Staff at NHS Business Services Authority are raising awareness and challenging perceptions of hearing loss and deafness and by learning BSL to support their deaf colleague.

Matt Lannigan, IT Digital Degree Apprentice at NHSBSA, is profoundly deaf with no speech. He joined NHSBSA seven months ago and his colleagues began learning British Sign Language last month to help support him and others.

Matt explained that his colleagues made a big difference to his working life: “My colleagues learning British Sign Language has really helped me. It’s been a really interesting and varied role too.”

This week (6 to 12 May) marked Deaf Awareness Week 2019. There are 11 million people with hearing loss across the UK, so that's around one in six of us. Yet only a fraction of those people use British Sign Language. About 151,000 people in the UK use British Sign Language and 87,000 of those people are deaf.

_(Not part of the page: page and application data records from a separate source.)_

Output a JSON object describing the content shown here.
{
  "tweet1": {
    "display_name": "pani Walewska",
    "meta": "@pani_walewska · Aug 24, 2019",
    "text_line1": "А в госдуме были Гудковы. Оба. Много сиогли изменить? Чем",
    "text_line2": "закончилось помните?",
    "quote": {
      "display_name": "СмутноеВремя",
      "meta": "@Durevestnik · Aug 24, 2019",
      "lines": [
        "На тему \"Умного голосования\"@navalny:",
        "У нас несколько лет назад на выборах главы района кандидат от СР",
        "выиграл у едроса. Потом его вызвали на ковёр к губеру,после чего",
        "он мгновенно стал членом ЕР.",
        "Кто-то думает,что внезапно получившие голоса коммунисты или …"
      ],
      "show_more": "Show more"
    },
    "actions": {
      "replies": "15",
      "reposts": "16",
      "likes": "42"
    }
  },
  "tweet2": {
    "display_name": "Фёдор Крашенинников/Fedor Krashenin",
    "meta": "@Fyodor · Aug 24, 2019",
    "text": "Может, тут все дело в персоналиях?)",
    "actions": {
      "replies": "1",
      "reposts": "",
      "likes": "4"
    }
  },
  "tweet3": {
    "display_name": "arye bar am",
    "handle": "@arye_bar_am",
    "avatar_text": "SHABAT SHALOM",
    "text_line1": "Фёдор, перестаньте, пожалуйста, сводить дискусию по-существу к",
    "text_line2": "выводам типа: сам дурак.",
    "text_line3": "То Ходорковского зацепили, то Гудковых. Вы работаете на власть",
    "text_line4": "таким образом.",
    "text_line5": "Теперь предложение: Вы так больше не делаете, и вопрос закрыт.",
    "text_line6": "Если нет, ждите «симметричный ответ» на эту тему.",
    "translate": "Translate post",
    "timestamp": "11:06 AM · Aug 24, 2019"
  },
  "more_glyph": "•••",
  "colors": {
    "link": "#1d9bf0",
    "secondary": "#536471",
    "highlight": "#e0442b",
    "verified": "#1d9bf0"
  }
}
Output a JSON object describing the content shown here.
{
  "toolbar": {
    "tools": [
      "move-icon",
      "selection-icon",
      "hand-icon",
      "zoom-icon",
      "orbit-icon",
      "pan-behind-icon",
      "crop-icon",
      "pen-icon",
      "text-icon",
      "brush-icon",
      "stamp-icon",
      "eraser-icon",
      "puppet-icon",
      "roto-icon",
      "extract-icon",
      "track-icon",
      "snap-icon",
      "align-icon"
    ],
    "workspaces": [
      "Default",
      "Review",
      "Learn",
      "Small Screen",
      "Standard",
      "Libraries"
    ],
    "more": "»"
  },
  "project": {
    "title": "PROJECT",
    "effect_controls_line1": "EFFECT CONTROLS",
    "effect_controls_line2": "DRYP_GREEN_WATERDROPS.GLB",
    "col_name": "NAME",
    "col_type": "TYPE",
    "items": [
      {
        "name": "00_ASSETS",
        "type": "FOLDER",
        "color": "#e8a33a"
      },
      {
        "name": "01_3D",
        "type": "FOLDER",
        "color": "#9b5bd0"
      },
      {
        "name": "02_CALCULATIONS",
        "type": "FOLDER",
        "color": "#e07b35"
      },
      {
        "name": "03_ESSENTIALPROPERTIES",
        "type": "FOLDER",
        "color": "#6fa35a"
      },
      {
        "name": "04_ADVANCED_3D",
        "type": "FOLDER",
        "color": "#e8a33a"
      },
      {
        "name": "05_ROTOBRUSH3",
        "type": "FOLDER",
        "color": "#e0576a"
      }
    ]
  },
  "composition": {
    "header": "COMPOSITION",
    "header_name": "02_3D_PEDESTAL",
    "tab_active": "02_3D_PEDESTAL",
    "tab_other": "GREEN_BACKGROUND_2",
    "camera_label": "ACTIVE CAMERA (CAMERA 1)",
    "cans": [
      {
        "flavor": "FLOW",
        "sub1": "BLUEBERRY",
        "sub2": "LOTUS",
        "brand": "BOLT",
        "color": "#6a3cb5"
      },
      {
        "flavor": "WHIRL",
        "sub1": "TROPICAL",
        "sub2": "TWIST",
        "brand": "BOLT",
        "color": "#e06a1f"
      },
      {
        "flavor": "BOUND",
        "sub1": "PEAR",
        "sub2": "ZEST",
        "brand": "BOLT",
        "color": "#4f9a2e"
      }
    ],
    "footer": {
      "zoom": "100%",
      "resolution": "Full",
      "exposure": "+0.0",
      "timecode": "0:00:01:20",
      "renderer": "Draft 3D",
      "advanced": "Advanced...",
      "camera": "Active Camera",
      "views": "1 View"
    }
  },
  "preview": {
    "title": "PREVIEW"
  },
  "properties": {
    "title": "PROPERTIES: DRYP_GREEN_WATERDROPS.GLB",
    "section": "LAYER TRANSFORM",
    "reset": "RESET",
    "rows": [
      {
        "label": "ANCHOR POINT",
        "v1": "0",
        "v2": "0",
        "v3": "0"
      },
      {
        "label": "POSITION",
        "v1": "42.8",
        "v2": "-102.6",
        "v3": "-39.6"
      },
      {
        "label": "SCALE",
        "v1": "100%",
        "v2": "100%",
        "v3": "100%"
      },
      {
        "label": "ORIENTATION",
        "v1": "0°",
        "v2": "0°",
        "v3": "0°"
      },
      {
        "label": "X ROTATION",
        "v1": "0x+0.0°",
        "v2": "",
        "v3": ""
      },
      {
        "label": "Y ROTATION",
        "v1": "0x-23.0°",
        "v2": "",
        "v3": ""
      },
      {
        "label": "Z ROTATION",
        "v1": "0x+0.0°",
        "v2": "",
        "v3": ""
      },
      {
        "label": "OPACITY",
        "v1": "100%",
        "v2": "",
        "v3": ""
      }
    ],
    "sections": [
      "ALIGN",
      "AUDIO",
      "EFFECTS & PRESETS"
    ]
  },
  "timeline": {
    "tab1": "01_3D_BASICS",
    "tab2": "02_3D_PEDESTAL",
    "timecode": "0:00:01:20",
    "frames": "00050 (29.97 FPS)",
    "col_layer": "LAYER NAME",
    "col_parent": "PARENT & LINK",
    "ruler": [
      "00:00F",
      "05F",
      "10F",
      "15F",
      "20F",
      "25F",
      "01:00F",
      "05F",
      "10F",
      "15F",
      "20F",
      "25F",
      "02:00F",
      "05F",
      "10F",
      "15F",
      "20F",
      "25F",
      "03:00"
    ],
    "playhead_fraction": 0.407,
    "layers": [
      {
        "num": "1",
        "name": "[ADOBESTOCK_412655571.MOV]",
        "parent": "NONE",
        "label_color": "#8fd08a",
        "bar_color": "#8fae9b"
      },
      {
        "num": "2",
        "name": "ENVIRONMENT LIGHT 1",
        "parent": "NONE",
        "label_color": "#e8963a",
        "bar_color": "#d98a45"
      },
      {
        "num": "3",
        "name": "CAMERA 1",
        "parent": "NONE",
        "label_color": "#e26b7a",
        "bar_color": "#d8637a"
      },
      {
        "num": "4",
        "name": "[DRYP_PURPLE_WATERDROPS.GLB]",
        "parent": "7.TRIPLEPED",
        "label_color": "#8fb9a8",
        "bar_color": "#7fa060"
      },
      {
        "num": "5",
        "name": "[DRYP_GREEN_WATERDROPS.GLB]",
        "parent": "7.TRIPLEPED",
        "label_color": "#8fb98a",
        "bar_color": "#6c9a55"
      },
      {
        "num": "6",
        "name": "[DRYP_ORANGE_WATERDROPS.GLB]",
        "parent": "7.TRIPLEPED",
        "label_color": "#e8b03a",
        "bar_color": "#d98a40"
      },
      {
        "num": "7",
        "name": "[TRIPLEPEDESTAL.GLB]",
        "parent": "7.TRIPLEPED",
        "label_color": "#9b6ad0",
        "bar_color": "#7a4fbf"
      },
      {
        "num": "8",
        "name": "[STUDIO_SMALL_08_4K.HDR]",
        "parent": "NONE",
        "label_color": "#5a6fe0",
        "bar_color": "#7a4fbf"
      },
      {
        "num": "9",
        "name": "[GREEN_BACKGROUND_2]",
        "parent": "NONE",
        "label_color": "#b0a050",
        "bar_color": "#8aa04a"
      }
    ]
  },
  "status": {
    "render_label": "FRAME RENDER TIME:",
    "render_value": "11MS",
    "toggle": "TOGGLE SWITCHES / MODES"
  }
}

Rachel Brown, Diversity and Inclusion Manager at the NHSBSA, said: “At the NHSBSA we are really passionate about promoting equality and diversity and being supportive to all of our staff. Learning BSL is just one of the fantastic things we have done to really promote inclusion for all.

“We are committed to ensuring everyone can be themselves at work and be their best. That’s why we are very proud to be working towards Disability Confident Leader status and we are in the Stonewall Top 100 for our work on LGBT inclusion.”

Amanda Casson-Webb,  Joint Chief Executive of the charity Royal Association for Deaf People, explained deaf people consider themselves to be a ‘linguistic minority and not disabled’.  She said: “To the deaf community, deafness is not a problem that needs to be fixed. Can you imagine how it feels when you communicate in your first language and most people don’t understand you? Or when you need to access a website or important document in your second language? 

"The lack of legal recognition means that deaf people continue to face communication barriers in their daily lives. Everyday tasks like dealing with a delay on public transport can be a real challenge."

Watch a video of Matt and his colleagues explain their story.